Reminder: I’m reading at Third Place Books in Ravenna, TONIGHT, Wednesday, September 17 at 7 PM. Details here. Now to my blog post:
Dear Readers – I don’t normally use my blog to make fundraising appeals, but in this case, I believe the recipient is very deserving and could really use some help to kick her education off right. If you want to help, you can contribute to her gofundme account here. I’ve also put the link at the bottom of her story. If you do nothing else, read her story – she is an amazing person.
Puja Niroula is a young lady I met through the Danna K Johnston Foundation’s program at Rainier Beach High School. The program is called Successful Youth. I started mentoring Puja when she was going into her sophomore year at Rainier Beach 3 years ago. Her family came from Nepal, from a refugee camp, when she was 12. She has done amazing things already, and I’m confident she’ll do more amazing things with her future, but right now she has a significant gap between her financial aid package and her first-year school expenses. Her parents are very supportive of her ambition, but they are elderly and have health problems from their time in the refugee camp that make it impossible for them to work.
But really, you should read her story in her words:
My name is Puja Niroula. I am 19 years old and I have a dream to continue my education and become a nurse or public health worker. I have worked hard to create this opportunity for myself. I have been admitted to Western Washington University, and I have been given some financial aid, but I need a little more so I don’t burden my family with debt.
I came here from Nepal when I was 12 years old, but my story starts before I was born. More than 25 years ago my parents were evicted from their native Bhutan because of their ethnicity. They were given the choice to leave or be killed. They moved to Goldhap refugee camp in Nepal. I was born there in 1995. The first 12 years of my life were very difficult. Then, in March of 2008, when I was 12 years old, the camp burned to the ground. My family lost everything, but we were grateful that we were all still alive.
Others were not so lucky. Many were terribly injured and some died. I did what I could to help. I pulled people out of burning houses. I helped organize a group to take the injured to a distant hospital. At the hospital, I helped to distribute medicine and water to the patients. We had to live in the jungle for 6 months after the fire. It was a very rough time. Food and clothing were in short supply. But, we were lucky, because in the fall of 2008 we got to come to America.
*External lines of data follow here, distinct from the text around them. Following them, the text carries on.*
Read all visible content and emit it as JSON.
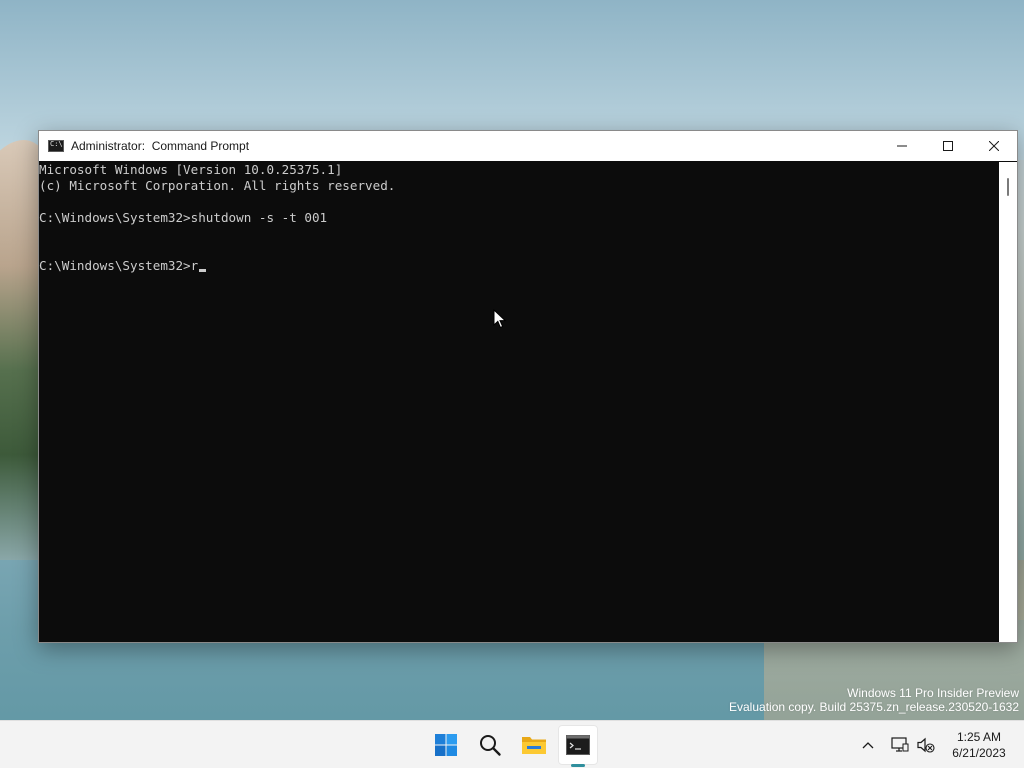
{
  "window": {
    "title": "Administrator:  Command Prompt",
    "controls": {
      "minimize": "minimize-icon",
      "maximize": "maximize-icon",
      "close": "close-icon"
    }
  },
  "console": {
    "lines": [
      "Microsoft Windows [Version 10.0.25375.1]",
      "(c) Microsoft Corporation. All rights reserved.",
      "",
      "C:\\Windows\\System32>shutdown -s -t 001",
      "",
      "",
      "C:\\Windows\\System32>r"
    ]
  },
  "watermark": {
    "line1": "Windows 11 Pro Insider Preview",
    "line2": "Evaluation copy. Build 25375.zn_release.230520-1632"
  },
  "taskbar": {
    "apps": [
      {
        "name": "start-icon"
      },
      {
        "name": "search-icon"
      },
      {
        "name": "file-explorer-icon"
      },
      {
        "name": "command-prompt-icon",
        "active": true
      }
    ],
    "tray": {
      "chevron": "chevron-up-icon",
      "network": "network-icon",
      "volume": "volume-muted-icon"
    },
    "clock": {
      "time": "1:25 AM",
      "date": "6/21/2023"
    }
  },
  "colors": {
    "console_bg": "#0c0c0c",
    "console_fg": "#cccccc",
    "accent": "#2f8f9d",
    "windows_blue": "#0078d4"
  }
}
Life in America was not always easy, but I was determined to get my education. I focused on school and improved my English on my own. The hard life I led in Nepal made me strong and gave me confidence to achieve anything. I learned English and completed high school with a 3.8 gpa.
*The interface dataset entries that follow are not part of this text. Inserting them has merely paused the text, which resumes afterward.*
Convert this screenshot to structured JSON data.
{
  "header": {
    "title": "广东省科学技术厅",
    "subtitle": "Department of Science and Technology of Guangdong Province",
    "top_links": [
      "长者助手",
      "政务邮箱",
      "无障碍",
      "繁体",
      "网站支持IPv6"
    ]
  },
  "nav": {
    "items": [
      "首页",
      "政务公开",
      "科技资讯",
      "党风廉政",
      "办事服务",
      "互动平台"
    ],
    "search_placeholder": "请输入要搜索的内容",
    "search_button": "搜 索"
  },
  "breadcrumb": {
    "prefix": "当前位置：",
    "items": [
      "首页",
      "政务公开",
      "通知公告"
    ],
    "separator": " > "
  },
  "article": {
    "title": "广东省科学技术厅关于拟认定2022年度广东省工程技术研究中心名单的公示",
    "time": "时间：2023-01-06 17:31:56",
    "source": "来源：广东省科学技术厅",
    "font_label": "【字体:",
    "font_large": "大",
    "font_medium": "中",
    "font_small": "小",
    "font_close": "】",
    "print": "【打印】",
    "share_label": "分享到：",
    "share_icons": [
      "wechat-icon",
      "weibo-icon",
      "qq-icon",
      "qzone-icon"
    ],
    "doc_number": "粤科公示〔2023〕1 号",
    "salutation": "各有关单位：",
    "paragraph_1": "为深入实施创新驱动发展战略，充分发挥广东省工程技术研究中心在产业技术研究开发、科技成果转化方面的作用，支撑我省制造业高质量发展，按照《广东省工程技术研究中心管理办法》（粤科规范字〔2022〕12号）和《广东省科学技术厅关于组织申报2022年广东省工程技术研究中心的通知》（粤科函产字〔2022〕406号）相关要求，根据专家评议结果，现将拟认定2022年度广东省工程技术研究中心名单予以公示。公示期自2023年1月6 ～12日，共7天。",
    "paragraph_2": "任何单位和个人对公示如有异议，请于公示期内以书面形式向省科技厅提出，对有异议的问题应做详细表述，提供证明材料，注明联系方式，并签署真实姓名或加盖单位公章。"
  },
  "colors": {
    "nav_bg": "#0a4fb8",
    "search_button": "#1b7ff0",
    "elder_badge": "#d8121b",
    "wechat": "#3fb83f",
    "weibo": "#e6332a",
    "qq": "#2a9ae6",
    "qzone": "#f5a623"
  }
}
Now I’m ready for the next stage of my life – college, then a career. I remember how much it meant to me to be able to help others after the fire, and it made me want to have a career in healthcare. I want to make a contribution to society, and I want to be able to take care of my parents, because they have worked so hard, for so many years, to take care of me.
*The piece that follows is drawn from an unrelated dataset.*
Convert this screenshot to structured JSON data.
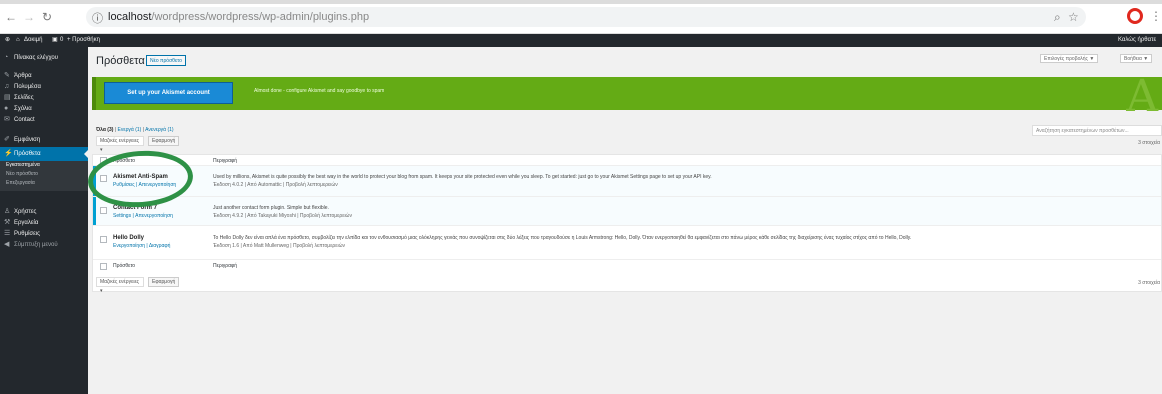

I will be grateful for any help I receive, and I promise I will make good on my commitment to complete my education.